> _GIVEN DATA_:
● ● ● ●
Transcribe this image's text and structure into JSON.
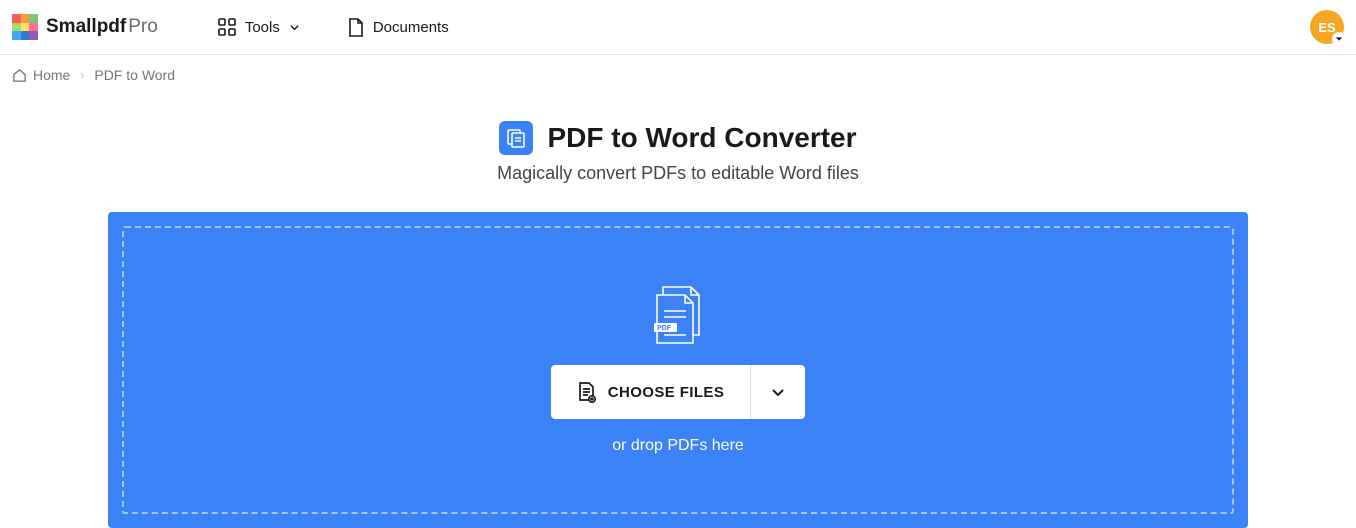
{
  "header": {
    "brand": "Smallpdf",
    "brand_suffix": "Pro",
    "nav": {
      "tools": "Tools",
      "documents": "Documents"
    },
    "avatar_initials": "ES"
  },
  "breadcrumb": {
    "home": "Home",
    "current": "PDF to Word"
  },
  "page": {
    "title": "PDF to Word Converter",
    "subtitle": "Magically convert PDFs to editable Word files"
  },
  "dropzone": {
    "choose_label": "CHOOSE FILES",
    "alt_text": "or drop PDFs here",
    "badge": "PDF"
  }
}
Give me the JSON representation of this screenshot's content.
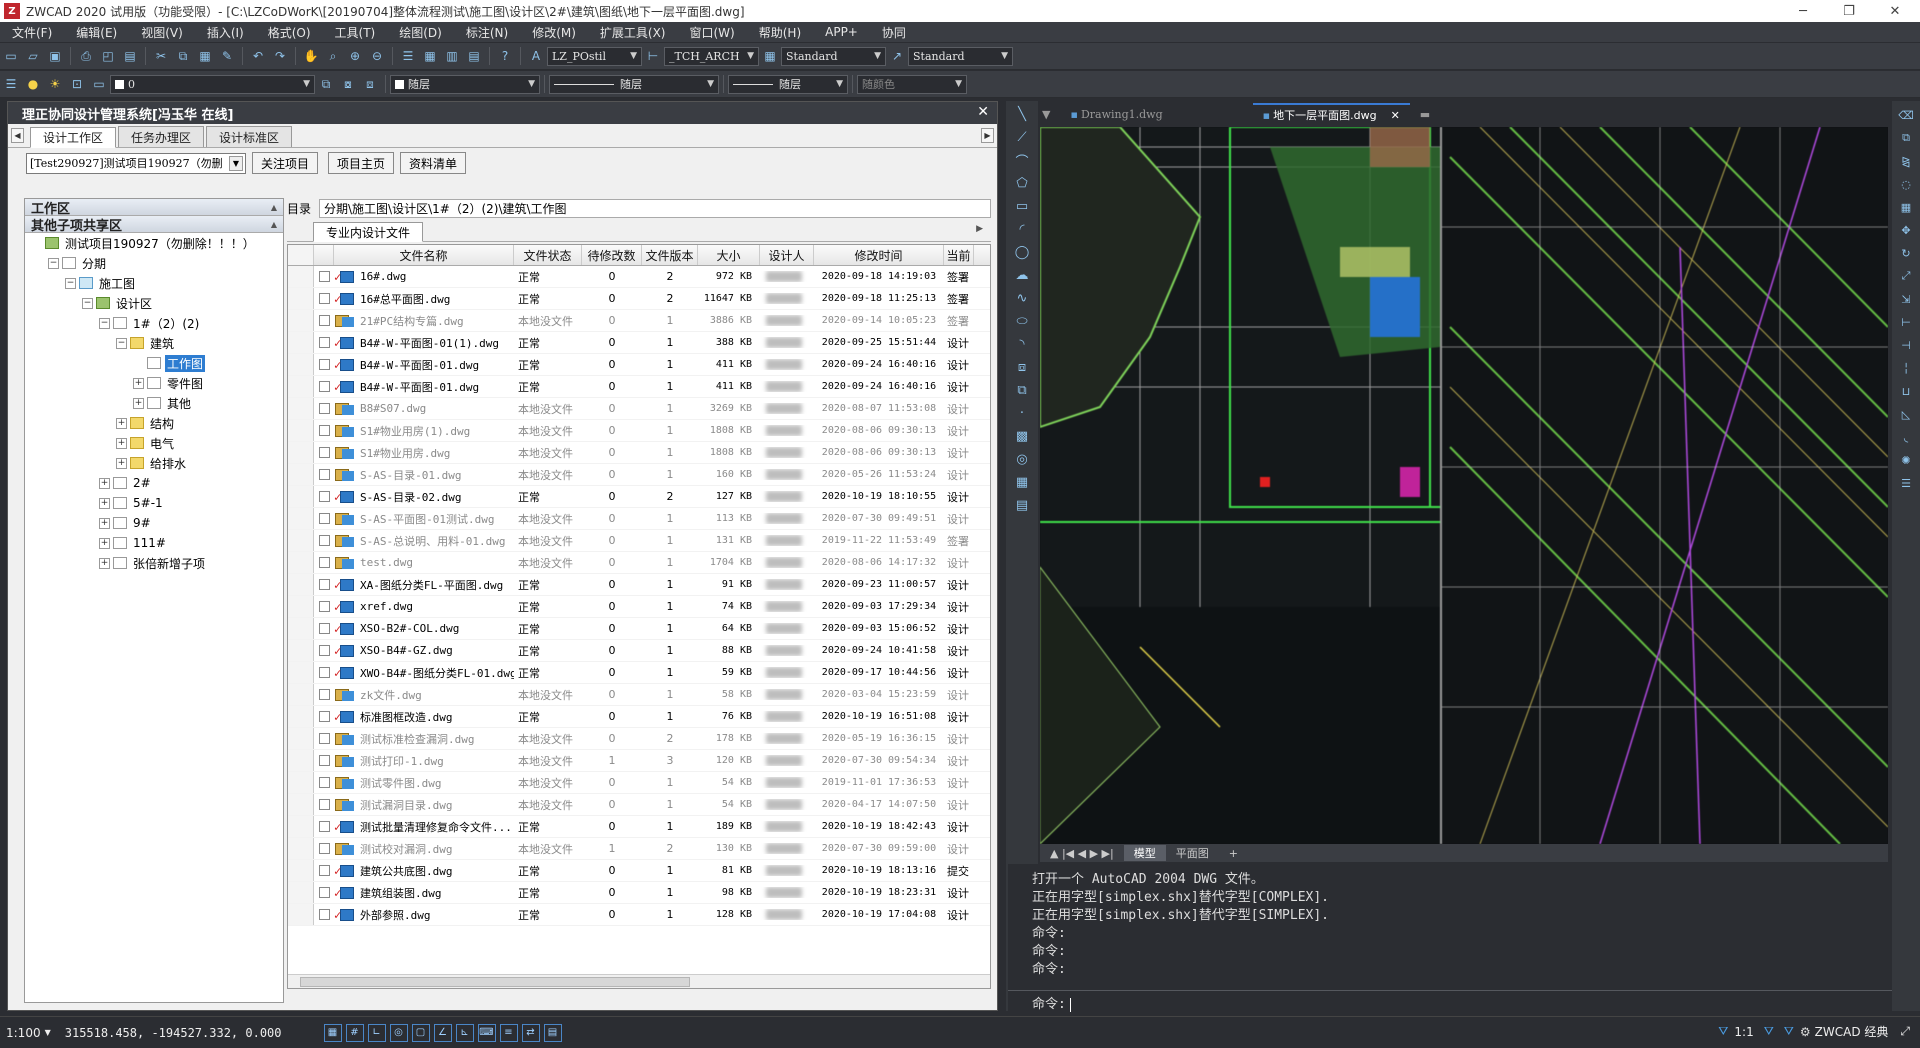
{
  "titlebar": {
    "title": "ZWCAD 2020 试用版（功能受限）- [C:\\LZCoDWorK\\[20190704]整体流程测试\\施工图\\设计区\\2#\\建筑\\图纸\\地下一层平面图.dwg]"
  },
  "menu": [
    "文件(F)",
    "编辑(E)",
    "视图(V)",
    "插入(I)",
    "格式(O)",
    "工具(T)",
    "绘图(D)",
    "标注(N)",
    "修改(M)",
    "扩展工具(X)",
    "窗口(W)",
    "帮助(H)",
    "APP+",
    "协同"
  ],
  "toolbar": {
    "textstyle": "LZ_POstil",
    "dimstyle": "_TCH_ARCH",
    "tablestyle": "Standard",
    "mleaderstyle": "Standard",
    "layer": "0",
    "color": "随层",
    "linetype": "随层",
    "lineweight": "随层",
    "plotstyle": "随颜色"
  },
  "panel": {
    "title": "理正协同设计管理系统[冯玉华 在线]",
    "tabs": [
      "设计工作区",
      "任务办理区",
      "设计标准区"
    ],
    "project_select": "[Test290927]测试项目190927（勿删",
    "buttons": {
      "follow": "关注项目",
      "home": "项目主页",
      "list": "资料清单"
    },
    "tree_header_work": "工作区",
    "tree_header_shared": "其他子项共享区",
    "tree": [
      {
        "label": "测试项目190927（勿删除！！！）",
        "indent": 0,
        "exp": "",
        "icon": "proj"
      },
      {
        "label": "分期",
        "indent": 1,
        "exp": "−",
        "icon": "doc"
      },
      {
        "label": "施工图",
        "indent": 2,
        "exp": "−",
        "icon": "grp"
      },
      {
        "label": "设计区",
        "indent": 3,
        "exp": "−",
        "icon": "proj"
      },
      {
        "label": "1#（2）(2)",
        "indent": 4,
        "exp": "−",
        "icon": "doc"
      },
      {
        "label": "建筑",
        "indent": 5,
        "exp": "−",
        "icon": "folder"
      },
      {
        "label": "工作图",
        "indent": 6,
        "exp": "",
        "icon": "doc",
        "selected": true
      },
      {
        "label": "零件图",
        "indent": 6,
        "exp": "+",
        "icon": "doc"
      },
      {
        "label": "其他",
        "indent": 6,
        "exp": "+",
        "icon": "doc"
      },
      {
        "label": "结构",
        "indent": 5,
        "exp": "+",
        "icon": "folder"
      },
      {
        "label": "电气",
        "indent": 5,
        "exp": "+",
        "icon": "folder"
      },
      {
        "label": "给排水",
        "indent": 5,
        "exp": "+",
        "icon": "folder"
      },
      {
        "label": "2#",
        "indent": 4,
        "exp": "+",
        "icon": "doc"
      },
      {
        "label": "5#-1",
        "indent": 4,
        "exp": "+",
        "icon": "doc"
      },
      {
        "label": "9#",
        "indent": 4,
        "exp": "+",
        "icon": "doc"
      },
      {
        "label": "111#",
        "indent": 4,
        "exp": "+",
        "icon": "doc"
      },
      {
        "label": "张倍新增子项",
        "indent": 4,
        "exp": "+",
        "icon": "doc"
      }
    ],
    "dir_label": "目录",
    "path": "分期\\施工图\\设计区\\1#（2）(2)\\建筑\\工作图",
    "subtab": "专业内设计文件",
    "columns": [
      "文件名称",
      "文件状态",
      "待修改数",
      "文件版本",
      "大小",
      "设计人",
      "修改时间",
      "当前"
    ],
    "files": [
      {
        "name": "16#.dwg",
        "status": "正常",
        "pending": "0",
        "ver": "2",
        "size": "972 KB",
        "time": "2020-09-18 14:19:03",
        "cur": "签署",
        "local": false
      },
      {
        "name": "16#总平面图.dwg",
        "status": "正常",
        "pending": "0",
        "ver": "2",
        "size": "11647 KB",
        "time": "2020-09-18 11:25:13",
        "cur": "签署",
        "local": false
      },
      {
        "name": "21#PC结构专篇.dwg",
        "status": "本地没文件",
        "pending": "0",
        "ver": "1",
        "size": "3886 KB",
        "time": "2020-09-14 10:05:23",
        "cur": "签署",
        "local": true
      },
      {
        "name": "B4#-W-平面图-01(1).dwg",
        "status": "正常",
        "pending": "0",
        "ver": "1",
        "size": "388 KB",
        "time": "2020-09-25 15:51:44",
        "cur": "设计",
        "local": false
      },
      {
        "name": "B4#-W-平面图-01.dwg",
        "status": "正常",
        "pending": "0",
        "ver": "1",
        "size": "411 KB",
        "time": "2020-09-24 16:40:16",
        "cur": "设计",
        "local": false
      },
      {
        "name": "B4#-W-平面图-01.dwg",
        "status": "正常",
        "pending": "0",
        "ver": "1",
        "size": "411 KB",
        "time": "2020-09-24 16:40:16",
        "cur": "设计",
        "local": false
      },
      {
        "name": "B8#S07.dwg",
        "status": "本地没文件",
        "pending": "0",
        "ver": "1",
        "size": "3269 KB",
        "time": "2020-08-07 11:53:08",
        "cur": "设计",
        "local": true
      },
      {
        "name": "S1#物业用房(1).dwg",
        "status": "本地没文件",
        "pending": "0",
        "ver": "1",
        "size": "1808 KB",
        "time": "2020-08-06 09:30:13",
        "cur": "设计",
        "local": true
      },
      {
        "name": "S1#物业用房.dwg",
        "status": "本地没文件",
        "pending": "0",
        "ver": "1",
        "size": "1808 KB",
        "time": "2020-08-06 09:30:13",
        "cur": "设计",
        "local": true
      },
      {
        "name": "S-AS-目录-01.dwg",
        "status": "本地没文件",
        "pending": "0",
        "ver": "1",
        "size": "160 KB",
        "time": "2020-05-26 11:53:24",
        "cur": "设计",
        "local": true
      },
      {
        "name": "S-AS-目录-02.dwg",
        "status": "正常",
        "pending": "0",
        "ver": "2",
        "size": "127 KB",
        "time": "2020-10-19 18:10:55",
        "cur": "设计",
        "local": false
      },
      {
        "name": "S-AS-平面图-01测试.dwg",
        "status": "本地没文件",
        "pending": "0",
        "ver": "1",
        "size": "113 KB",
        "time": "2020-07-30 09:49:51",
        "cur": "设计",
        "local": true
      },
      {
        "name": "S-AS-总说明、用料-01.dwg",
        "status": "本地没文件",
        "pending": "0",
        "ver": "1",
        "size": "131 KB",
        "time": "2019-11-22 11:53:49",
        "cur": "签署",
        "local": true
      },
      {
        "name": "test.dwg",
        "status": "本地没文件",
        "pending": "0",
        "ver": "1",
        "size": "1704 KB",
        "time": "2020-08-06 14:17:32",
        "cur": "设计",
        "local": true
      },
      {
        "name": "XA-图纸分类FL-平面图.dwg",
        "status": "正常",
        "pending": "0",
        "ver": "1",
        "size": "91 KB",
        "time": "2020-09-23 11:00:57",
        "cur": "设计",
        "local": false
      },
      {
        "name": "xref.dwg",
        "status": "正常",
        "pending": "0",
        "ver": "1",
        "size": "74 KB",
        "time": "2020-09-03 17:29:34",
        "cur": "设计",
        "local": false
      },
      {
        "name": "XSO-B2#-COL.dwg",
        "status": "正常",
        "pending": "0",
        "ver": "1",
        "size": "64 KB",
        "time": "2020-09-03 15:06:52",
        "cur": "设计",
        "local": false
      },
      {
        "name": "XSO-B4#-GZ.dwg",
        "status": "正常",
        "pending": "0",
        "ver": "1",
        "size": "88 KB",
        "time": "2020-09-24 10:41:58",
        "cur": "设计",
        "local": false
      },
      {
        "name": "XWO-B4#-图纸分类FL-01.dwg",
        "status": "正常",
        "pending": "0",
        "ver": "1",
        "size": "59 KB",
        "time": "2020-09-17 10:44:56",
        "cur": "设计",
        "local": false
      },
      {
        "name": "zk文件.dwg",
        "status": "本地没文件",
        "pending": "0",
        "ver": "1",
        "size": "58 KB",
        "time": "2020-03-04 15:23:59",
        "cur": "设计",
        "local": true
      },
      {
        "name": "标准图框改造.dwg",
        "status": "正常",
        "pending": "0",
        "ver": "1",
        "size": "76 KB",
        "time": "2020-10-19 16:51:08",
        "cur": "设计",
        "local": false
      },
      {
        "name": "测试标准检查漏洞.dwg",
        "status": "本地没文件",
        "pending": "0",
        "ver": "2",
        "size": "178 KB",
        "time": "2020-05-19 16:36:15",
        "cur": "设计",
        "local": true
      },
      {
        "name": "测试打印-1.dwg",
        "status": "本地没文件",
        "pending": "1",
        "ver": "3",
        "size": "120 KB",
        "time": "2020-07-30 09:54:34",
        "cur": "设计",
        "local": true
      },
      {
        "name": "测试零件图.dwg",
        "status": "本地没文件",
        "pending": "0",
        "ver": "1",
        "size": "54 KB",
        "time": "2019-11-01 17:36:53",
        "cur": "设计",
        "local": true
      },
      {
        "name": "测试漏洞目录.dwg",
        "status": "本地没文件",
        "pending": "0",
        "ver": "1",
        "size": "54 KB",
        "time": "2020-04-17 14:07:50",
        "cur": "设计",
        "local": true
      },
      {
        "name": "测试批量清理修复命令文件...",
        "status": "正常",
        "pending": "0",
        "ver": "1",
        "size": "189 KB",
        "time": "2020-10-19 18:42:43",
        "cur": "设计",
        "local": false
      },
      {
        "name": "测试校对漏洞.dwg",
        "status": "本地没文件",
        "pending": "1",
        "ver": "2",
        "size": "130 KB",
        "time": "2020-07-30 09:59:00",
        "cur": "设计",
        "local": true
      },
      {
        "name": "建筑公共底图.dwg",
        "status": "正常",
        "pending": "0",
        "ver": "1",
        "size": "81 KB",
        "time": "2020-10-19 18:13:16",
        "cur": "提交",
        "local": false
      },
      {
        "name": "建筑组装图.dwg",
        "status": "正常",
        "pending": "0",
        "ver": "1",
        "size": "98 KB",
        "time": "2020-10-19 18:23:31",
        "cur": "设计",
        "local": false
      },
      {
        "name": "外部参照.dwg",
        "status": "正常",
        "pending": "0",
        "ver": "1",
        "size": "128 KB",
        "time": "2020-10-19 17:04:08",
        "cur": "设计",
        "local": false
      }
    ]
  },
  "cad": {
    "doc_tabs": [
      "Drawing1.dwg",
      "地下一层平面图.dwg"
    ],
    "layout_tabs": [
      "模型",
      "平面图",
      "+"
    ],
    "command_history": [
      "打开一个 AutoCAD 2004 DWG 文件。",
      "正在用字型[simplex.shx]替代字型[COMPLEX].",
      "正在用字型[simplex.shx]替代字型[SIMPLEX].",
      "命令:",
      "命令:",
      "命令:"
    ],
    "prompt": "命令:"
  },
  "status": {
    "scale": "1:100",
    "coords": "315518.458, -194527.332, 0.000",
    "anno_scale": "1:1",
    "workspace": "ZWCAD 经典"
  }
}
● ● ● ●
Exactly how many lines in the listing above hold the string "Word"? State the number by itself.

3